Businesses and states opposing the Affordable Care Act continue to benefit from it, the Associated Press’ Ricardo Alonso-Zaldivar reports, and have applied for and received grants from the early retiree benefit program. The $5 billion fund established by the new health care law is designed to help employers and states “maintain coverage for early retirees age 55 and older who are not yet eligible for Medicare” by paying 80 percent of their claims:
Two Texas public employee programs are among the top 25 recipients of the federal subsidy despite Texas Gov. Rick Perry’s opposition to the law Republicans derisively call “Obamacare.” And records show the Huntsman family business, where GOP presidential candidate Jon Huntsman sharpened his executive skills, received about $1 million. It highlights the gap between dire Republican rhetoric about the health care overhaul and the pragmatic impulse to cash in on a new government benefit. [...]

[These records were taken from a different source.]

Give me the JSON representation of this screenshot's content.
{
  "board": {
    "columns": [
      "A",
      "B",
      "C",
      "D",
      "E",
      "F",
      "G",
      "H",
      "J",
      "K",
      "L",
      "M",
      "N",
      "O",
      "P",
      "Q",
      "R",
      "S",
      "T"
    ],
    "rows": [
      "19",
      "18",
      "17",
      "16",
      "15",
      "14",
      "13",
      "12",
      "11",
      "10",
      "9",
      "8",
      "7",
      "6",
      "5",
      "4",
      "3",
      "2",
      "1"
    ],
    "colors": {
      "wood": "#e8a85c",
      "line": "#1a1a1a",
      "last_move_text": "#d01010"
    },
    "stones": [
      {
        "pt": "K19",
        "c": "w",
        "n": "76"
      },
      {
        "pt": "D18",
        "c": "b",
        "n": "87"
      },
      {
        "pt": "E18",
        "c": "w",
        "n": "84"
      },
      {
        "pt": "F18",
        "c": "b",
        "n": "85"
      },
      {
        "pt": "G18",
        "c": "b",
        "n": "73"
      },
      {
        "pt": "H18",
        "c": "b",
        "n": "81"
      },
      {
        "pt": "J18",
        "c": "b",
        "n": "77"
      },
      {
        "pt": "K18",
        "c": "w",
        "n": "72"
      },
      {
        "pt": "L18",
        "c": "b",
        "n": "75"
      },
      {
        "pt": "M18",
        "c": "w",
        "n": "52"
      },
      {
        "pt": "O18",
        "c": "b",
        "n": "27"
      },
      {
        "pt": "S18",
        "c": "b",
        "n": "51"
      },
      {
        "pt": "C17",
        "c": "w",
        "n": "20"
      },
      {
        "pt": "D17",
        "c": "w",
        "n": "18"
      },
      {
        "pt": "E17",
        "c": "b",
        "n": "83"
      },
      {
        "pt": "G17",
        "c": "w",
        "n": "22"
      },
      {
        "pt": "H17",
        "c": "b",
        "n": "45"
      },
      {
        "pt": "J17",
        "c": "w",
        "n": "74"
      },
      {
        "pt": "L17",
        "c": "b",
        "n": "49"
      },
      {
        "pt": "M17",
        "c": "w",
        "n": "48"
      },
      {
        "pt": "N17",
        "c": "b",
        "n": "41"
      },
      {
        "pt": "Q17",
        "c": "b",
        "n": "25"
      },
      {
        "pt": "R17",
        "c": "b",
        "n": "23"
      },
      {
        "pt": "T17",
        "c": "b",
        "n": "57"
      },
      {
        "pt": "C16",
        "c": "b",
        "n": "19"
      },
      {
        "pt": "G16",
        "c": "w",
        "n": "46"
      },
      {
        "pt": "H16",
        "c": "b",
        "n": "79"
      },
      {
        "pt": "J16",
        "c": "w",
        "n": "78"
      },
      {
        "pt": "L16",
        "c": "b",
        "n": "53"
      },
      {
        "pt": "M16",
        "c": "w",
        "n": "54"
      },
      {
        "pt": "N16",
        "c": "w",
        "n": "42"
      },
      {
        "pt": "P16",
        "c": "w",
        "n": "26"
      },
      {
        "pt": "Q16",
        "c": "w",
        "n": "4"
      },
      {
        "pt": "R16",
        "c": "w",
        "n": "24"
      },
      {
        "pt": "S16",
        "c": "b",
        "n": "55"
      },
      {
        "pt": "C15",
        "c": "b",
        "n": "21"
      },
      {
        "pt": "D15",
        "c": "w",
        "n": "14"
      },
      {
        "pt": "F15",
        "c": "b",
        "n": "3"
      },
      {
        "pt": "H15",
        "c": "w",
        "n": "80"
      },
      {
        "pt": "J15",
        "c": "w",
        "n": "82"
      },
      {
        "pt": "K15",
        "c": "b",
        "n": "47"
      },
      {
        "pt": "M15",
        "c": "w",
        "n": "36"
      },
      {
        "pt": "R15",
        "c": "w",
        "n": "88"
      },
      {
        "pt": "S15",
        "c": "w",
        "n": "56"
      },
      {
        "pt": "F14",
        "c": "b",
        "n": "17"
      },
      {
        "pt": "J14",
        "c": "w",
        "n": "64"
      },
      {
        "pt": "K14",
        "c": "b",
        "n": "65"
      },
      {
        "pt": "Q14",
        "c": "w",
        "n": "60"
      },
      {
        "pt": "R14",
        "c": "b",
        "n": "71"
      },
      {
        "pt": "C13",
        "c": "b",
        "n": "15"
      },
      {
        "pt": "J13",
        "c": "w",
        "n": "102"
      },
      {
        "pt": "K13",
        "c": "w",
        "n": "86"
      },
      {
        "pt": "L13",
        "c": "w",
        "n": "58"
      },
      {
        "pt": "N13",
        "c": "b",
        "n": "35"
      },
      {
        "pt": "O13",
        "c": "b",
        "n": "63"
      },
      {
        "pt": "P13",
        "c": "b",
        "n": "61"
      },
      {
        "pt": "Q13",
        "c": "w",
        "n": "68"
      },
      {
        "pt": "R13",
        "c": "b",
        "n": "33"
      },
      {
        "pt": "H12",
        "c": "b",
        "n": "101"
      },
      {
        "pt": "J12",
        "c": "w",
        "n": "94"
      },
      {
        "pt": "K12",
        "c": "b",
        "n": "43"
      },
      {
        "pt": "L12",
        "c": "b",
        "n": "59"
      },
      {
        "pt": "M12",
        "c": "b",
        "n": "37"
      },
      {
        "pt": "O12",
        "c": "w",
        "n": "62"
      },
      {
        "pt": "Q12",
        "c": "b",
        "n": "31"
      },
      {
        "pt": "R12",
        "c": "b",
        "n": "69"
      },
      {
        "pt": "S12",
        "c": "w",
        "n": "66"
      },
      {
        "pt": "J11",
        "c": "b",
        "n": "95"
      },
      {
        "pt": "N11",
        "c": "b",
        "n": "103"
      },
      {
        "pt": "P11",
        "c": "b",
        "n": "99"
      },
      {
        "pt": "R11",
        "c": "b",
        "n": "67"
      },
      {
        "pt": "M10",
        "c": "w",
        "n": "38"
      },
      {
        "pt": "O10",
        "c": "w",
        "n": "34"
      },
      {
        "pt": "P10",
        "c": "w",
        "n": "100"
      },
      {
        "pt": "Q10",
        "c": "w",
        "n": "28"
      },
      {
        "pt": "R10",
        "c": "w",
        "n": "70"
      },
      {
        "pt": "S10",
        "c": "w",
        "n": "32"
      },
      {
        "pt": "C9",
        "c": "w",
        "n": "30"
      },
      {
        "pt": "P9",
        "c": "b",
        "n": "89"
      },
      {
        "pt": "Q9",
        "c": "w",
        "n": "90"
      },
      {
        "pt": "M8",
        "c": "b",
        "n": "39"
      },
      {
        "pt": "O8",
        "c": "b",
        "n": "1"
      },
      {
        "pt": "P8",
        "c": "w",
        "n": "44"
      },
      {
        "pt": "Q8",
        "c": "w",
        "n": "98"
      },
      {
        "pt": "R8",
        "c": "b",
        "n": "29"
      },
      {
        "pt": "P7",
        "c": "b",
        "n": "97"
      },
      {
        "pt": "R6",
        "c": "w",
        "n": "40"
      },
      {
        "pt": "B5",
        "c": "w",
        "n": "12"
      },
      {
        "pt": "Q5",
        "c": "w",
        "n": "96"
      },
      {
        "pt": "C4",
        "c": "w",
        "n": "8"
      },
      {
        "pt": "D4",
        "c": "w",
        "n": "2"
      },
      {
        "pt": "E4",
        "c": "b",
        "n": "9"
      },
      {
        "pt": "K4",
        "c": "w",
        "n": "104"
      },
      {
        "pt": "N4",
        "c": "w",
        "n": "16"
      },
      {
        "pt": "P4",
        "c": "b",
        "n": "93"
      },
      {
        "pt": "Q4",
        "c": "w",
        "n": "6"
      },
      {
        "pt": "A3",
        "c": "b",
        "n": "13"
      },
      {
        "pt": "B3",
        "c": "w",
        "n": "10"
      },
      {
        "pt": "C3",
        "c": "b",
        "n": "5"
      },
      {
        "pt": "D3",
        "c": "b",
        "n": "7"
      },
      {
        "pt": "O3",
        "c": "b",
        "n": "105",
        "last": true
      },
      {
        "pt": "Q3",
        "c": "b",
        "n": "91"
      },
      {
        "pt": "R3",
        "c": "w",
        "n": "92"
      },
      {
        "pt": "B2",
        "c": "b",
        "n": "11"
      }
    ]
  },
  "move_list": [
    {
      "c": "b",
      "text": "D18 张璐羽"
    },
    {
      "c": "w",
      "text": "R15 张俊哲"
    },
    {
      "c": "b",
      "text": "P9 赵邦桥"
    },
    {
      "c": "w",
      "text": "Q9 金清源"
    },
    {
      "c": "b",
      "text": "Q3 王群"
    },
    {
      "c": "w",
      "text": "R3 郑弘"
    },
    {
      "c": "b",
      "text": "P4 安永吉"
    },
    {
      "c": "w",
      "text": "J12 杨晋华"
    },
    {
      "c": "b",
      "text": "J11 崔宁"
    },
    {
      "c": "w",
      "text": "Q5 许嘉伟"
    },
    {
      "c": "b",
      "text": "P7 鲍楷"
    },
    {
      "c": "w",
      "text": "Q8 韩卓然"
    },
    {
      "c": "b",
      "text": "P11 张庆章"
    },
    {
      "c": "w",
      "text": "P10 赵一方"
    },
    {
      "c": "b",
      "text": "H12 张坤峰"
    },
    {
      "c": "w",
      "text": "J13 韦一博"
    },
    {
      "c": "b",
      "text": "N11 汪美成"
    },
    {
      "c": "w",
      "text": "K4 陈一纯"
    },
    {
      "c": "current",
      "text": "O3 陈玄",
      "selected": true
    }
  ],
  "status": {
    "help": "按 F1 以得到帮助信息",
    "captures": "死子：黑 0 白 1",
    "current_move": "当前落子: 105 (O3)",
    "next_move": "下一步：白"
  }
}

The Teacher Retirement System of Texas, a statewide system for public education employees, received more than $70 million as of Sept. 22, according to the federal Health and Human Services Department. The Employees Retirement System of Texas, which covers state employees, received about $30 million. Huntsman International, the main operating subsidiary of the family-founded chemical conglomerate, is also collecting subsidies.
Indeed, ThinkProgress has previously reported that Koch Industries, the oil, chemicals, and manufacturing conglomerate that has spent millions of dollars opposing reform also received grant dollars from it, as did more than a dozen members of the board of directors of the U.S. Chamber of Commerce.
Since approving some 6,000 applicants, the early retiree program has since reached its limit and has stopped accepting new applications.